Increasing criminal sanctions may reduce crime through two primary mechanisms: deterrence and incapacitation. Disentangling their effects is crucial, since each mechanism has different implications for optimal policy setting. I use the introduction of state add-on gun laws, which enhance sentences for defendants possessing a firearm during the commission of a felony, to isolate the deterrent effect of incarceration. Defendants subject to add-ons would be incarcerated in the absence of the law change, so any short-term impact on crime can be attributed solely to deterrence. Using cross-state variation in the timing of law passage dates, I find that the average add-on gun law results in a roughly 5 percent decline in gun robberies within the first three years. This result is robust to a number of specification tests and does not appear to be associated with large spillovers to other types of crime.

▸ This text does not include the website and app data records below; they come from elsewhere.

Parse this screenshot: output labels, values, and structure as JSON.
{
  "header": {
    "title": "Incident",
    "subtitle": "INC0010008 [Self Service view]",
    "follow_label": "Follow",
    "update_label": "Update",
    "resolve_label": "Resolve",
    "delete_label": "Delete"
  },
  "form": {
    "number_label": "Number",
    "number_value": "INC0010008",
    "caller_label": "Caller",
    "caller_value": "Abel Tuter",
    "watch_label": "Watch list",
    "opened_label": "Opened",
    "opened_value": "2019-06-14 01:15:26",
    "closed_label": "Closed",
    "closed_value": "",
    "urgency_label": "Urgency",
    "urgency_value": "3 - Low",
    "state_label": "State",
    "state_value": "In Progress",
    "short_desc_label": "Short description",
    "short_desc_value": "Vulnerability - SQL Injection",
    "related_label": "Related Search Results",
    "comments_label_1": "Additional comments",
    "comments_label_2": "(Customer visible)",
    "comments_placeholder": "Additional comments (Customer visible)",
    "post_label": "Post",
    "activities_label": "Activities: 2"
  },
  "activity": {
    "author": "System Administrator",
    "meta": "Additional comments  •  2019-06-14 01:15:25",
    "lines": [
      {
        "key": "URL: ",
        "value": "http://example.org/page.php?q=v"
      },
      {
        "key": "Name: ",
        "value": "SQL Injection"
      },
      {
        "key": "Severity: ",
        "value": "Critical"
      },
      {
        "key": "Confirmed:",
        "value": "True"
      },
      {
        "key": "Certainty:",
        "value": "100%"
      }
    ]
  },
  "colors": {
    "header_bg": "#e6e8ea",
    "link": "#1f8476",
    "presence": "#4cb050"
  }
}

Criminal law, punishment, mandatory sentencing, incarceration, sentence length, enhancement, armed robbery, use of a gun in the commission of a crime, deterrence, empirical research, forecasting and simulation, ascertaining disparities in criminal behavior, law and economics of crime, general deterrence, add-ons, add-on gun laws, mandatory minimum

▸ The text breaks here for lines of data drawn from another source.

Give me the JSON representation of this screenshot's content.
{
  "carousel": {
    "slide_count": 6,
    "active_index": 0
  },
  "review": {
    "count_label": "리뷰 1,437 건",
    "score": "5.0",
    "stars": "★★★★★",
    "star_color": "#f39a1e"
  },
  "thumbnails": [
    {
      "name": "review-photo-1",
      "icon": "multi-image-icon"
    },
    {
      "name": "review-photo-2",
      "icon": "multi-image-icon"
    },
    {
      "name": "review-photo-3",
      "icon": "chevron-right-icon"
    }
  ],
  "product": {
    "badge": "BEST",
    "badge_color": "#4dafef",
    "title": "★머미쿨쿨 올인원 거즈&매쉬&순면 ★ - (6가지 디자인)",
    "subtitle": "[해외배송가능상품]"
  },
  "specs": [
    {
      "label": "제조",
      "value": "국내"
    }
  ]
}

American Economic Journal: Applied Economics
Abrams, David S., "Estimating the Deterrent Effect of Incarceration using Sentencing Enhancements" (2012). Faculty Scholarship at Penn Carey Law. 361.